  • Figma: Create vector design assets and remotely collaborate with team members, similar to how you collaborate on text in Google Docs.
  • Loom: Share your prototype visually/in real-time. Make quick screen captures with a video inset to show your team your idea when you’re not in-person. This is an especially great tool to use for follow-up demos and instructions post-meeting as your team continues to work on the presented idea. When you would otherwise go to someone’s desk to show them how to do something, you can use a Loom video to demonstrate it. 

Practices for Successful Remote Meetings 

So you have your prototype. Now what? The following three practices, from our Virtual Work Guide, will help you structure and lead successful remote meetings. 

1. Schedule with purpose

Have a clear purpose to meet. This should inform your prototype and vice versa. Why do you want to bring your team together? Is it worth their time?

These questions are especially important to ask and answer with remote teams because people are working from home or another location and your meeting is competing against kids, food deliveries, spouses, background noise, etc.

Pro Tip: Address matters that aren’t worth scheduling a collective discussion for via email, Slack, or a newsletter. Remember, a productive meeting is one where you do work together. 

2. Create and distribute an agenda beforehand

Include only essential topics and the prototype you will share.
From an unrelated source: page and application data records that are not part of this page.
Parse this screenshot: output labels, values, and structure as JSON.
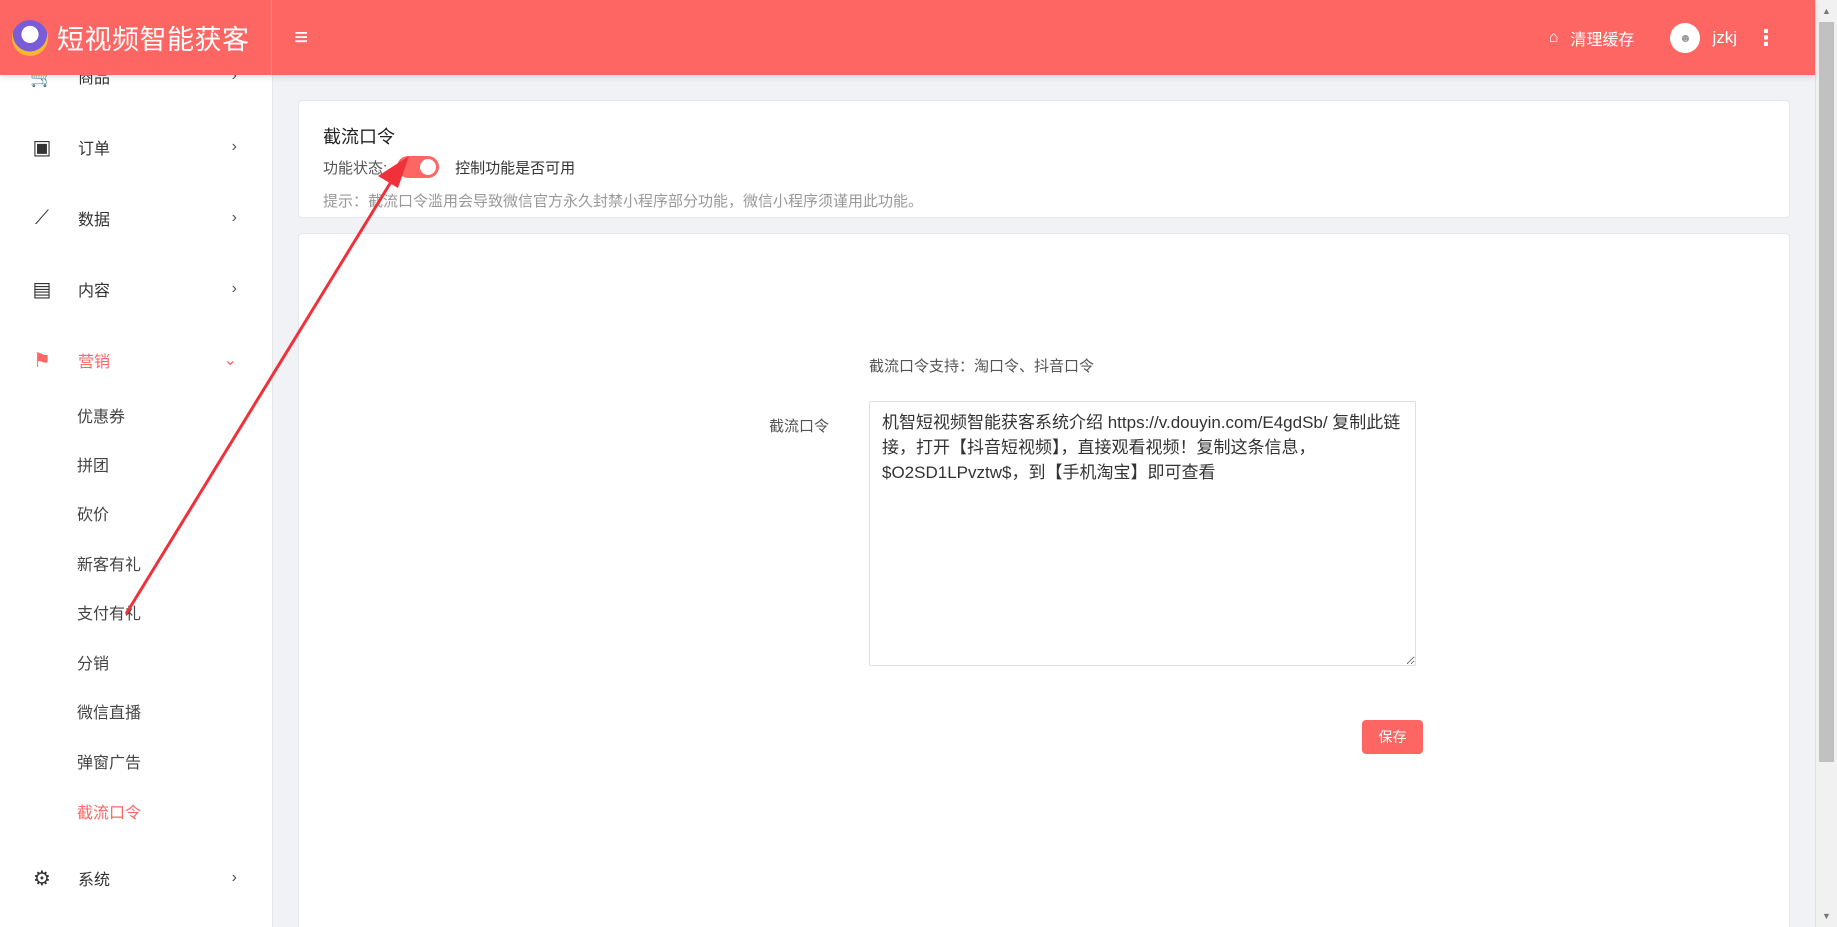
{
  "header": {
    "brand_name": "短视频智能获客",
    "menu_icon": "hamburger-icon",
    "clear_cache_label": "清理缓存",
    "username": "jzkj"
  },
  "sidebar": {
    "items": [
      {
        "label": "商品",
        "icon": "cart-icon"
      },
      {
        "label": "订单",
        "icon": "money-icon"
      },
      {
        "label": "数据",
        "icon": "chart-line-icon"
      },
      {
        "label": "内容",
        "icon": "document-icon"
      },
      {
        "label": "营销",
        "icon": "flag-icon",
        "active": true
      },
      {
        "label": "系统",
        "icon": "gear-icon"
      }
    ],
    "marketing_sub": [
      "优惠券",
      "拼团",
      "砍价",
      "新客有礼",
      "支付有礼",
      "分销",
      "微信直播",
      "弹窗广告",
      "截流口令"
    ]
  },
  "panel": {
    "title": "截流口令",
    "status_label": "功能状态:",
    "status_on": true,
    "status_desc": "控制功能是否可用",
    "hint": "提示：截流口令滥用会导致微信官方永久封禁小程序部分功能，微信小程序须谨用此功能。"
  },
  "form": {
    "support_text": "截流口令支持：淘口令、抖音口令",
    "field_label": "截流口令",
    "field_value": "机智短视频智能获客系统介绍 https://v.douyin.com/E4gdSb/ 复制此链接，打开【抖音短视频】，直接观看视频！复制这条信息，$O2SD1LPvztw$，到【手机淘宝】即可查看",
    "save_label": "保存"
  },
  "colors": {
    "accent": "#fe6663",
    "background": "#f0f2f5"
  }
}
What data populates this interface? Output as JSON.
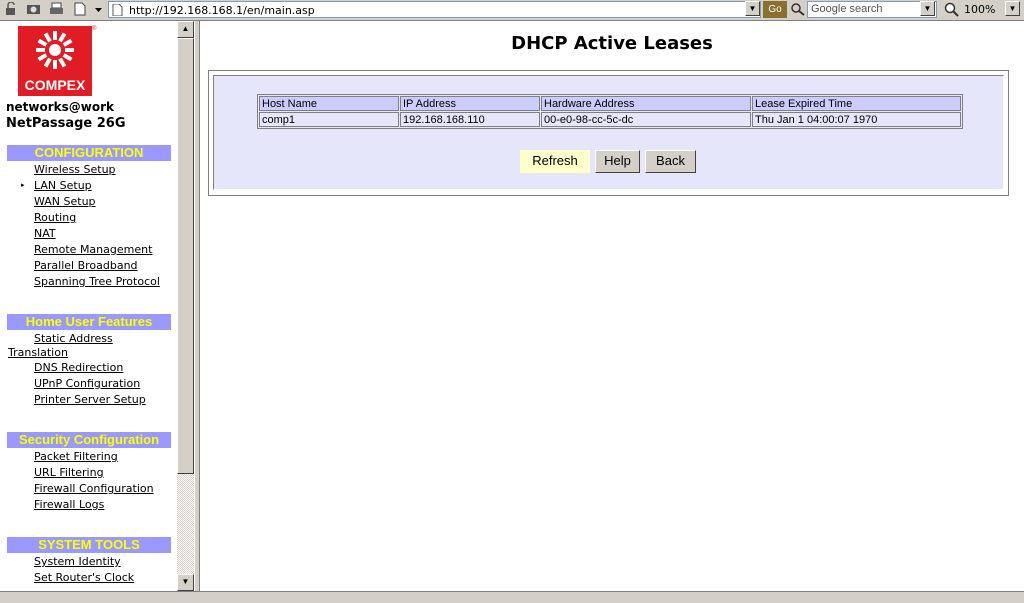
{
  "browser": {
    "address": "http://192.168.168.1/en/main.asp",
    "go_label": "Go",
    "search_placeholder": "Google search",
    "zoom": "100%"
  },
  "sidebar": {
    "logo_text": "COMPEX",
    "reg_mark": "®",
    "tagline": "networks@work",
    "model": "NetPassage 26G",
    "sections": [
      {
        "title": "CONFIGURATION",
        "items": [
          "Wireless Setup",
          "LAN Setup",
          "WAN Setup",
          "Routing",
          "NAT",
          "Remote Management",
          "Parallel Broadband",
          "Spanning Tree Protocol"
        ]
      },
      {
        "title": "Home User Features",
        "items": [
          "Static Address Translation",
          "DNS Redirection",
          "UPnP Configuration",
          "Printer Server Setup"
        ]
      },
      {
        "title": "Security Configuration",
        "items": [
          "Packet Filtering",
          "URL Filtering",
          "Firewall Configuration",
          "Firewall Logs"
        ]
      },
      {
        "title": "SYSTEM TOOLS",
        "items": [
          "System Identity",
          "Set Router's Clock"
        ]
      }
    ],
    "active_bullet": "▸",
    "colors": {
      "section_bg": "#9999ff",
      "section_text": "#ffff00",
      "logo": "#e11c24"
    }
  },
  "main": {
    "title": "DHCP Active Leases",
    "table": {
      "headers": [
        "Host Name",
        "IP Address",
        "Hardware Address",
        "Lease Expired Time"
      ],
      "rows": [
        [
          "comp1",
          "192.168.168.110",
          "00-e0-98-cc-5c-dc",
          "Thu Jan 1 04:00:07 1970"
        ]
      ]
    },
    "buttons": {
      "refresh": "Refresh",
      "help": "Help",
      "back": "Back"
    },
    "colors": {
      "panel_bg": "#e6e6fa",
      "header_bg": "#ccccff",
      "refresh_bg": "#ffffcc"
    }
  }
}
Let people know what you have in mind so that they come prepared to participate–they may even come with ideas about the prototype. An important aspect of an agenda, especially for virtual meetings, is a realistic time table. What will be discussed, and for how long?

Be sure to leave some extra time at the beginning of the meeting to let people set up the appropriate tools they need to participate and for any “technical difficulties” that may arise. Also, allot time at the end of the meeting for people to ask questions about anything they are unsure about. This will make certain everyone leaves the meeting on the same page. Once your agenda is prepared, send it to all attendees in advance to ensure everyone is prepped and ready. This saves explaining time at the beginning of the meeting and your virtual team can dive in. 

3. Break the ice

An icebreaker or energizer warm-up is a great way to get the creative juices flowing at the start of the meeting. They can increase productivity from the jump. The bite-sized activities get people moving and thinking and keeps the energy high. Because your virtual team is not in the same physical space, you are unable to feel the energy of the room.

Creative Color energizer activity.

Consider the mood you want to encourage and pick your icebreaker accordingly. It should be quick, relatively simple, and straightforward. Here are a few examples:

  • Guess the Shoes/Desk–have everyone (anonymously) upload a picture of their shoes or their home desk space in a MURAL template. Take turns guessing which pair of shoes/desk belongs to who.
  • Creative Color–Choose a specific color and ask all staff meeting attendees to pick an object near them of that color and show it on screen. Knight the person with the coolest object the winner. The winner then chooses the next color and you repeat the process.
  • Check out: Sessionlab Energizers and Icebreaker Games & Online Energizers and our Workshop Methods & Activities for more

Be intentional when you plan your next virtual meeting. Come prepared. Have a prototype. Lead your remote team to success. Let’s change the way the world experiences meetings. 

Looking for a Virtual Meeting Facilitator? We Can Help. 

Voltage Control facilitates remote design thinking workshops, innovation sessions, and Design Sprints. Please reach out at for a consultation.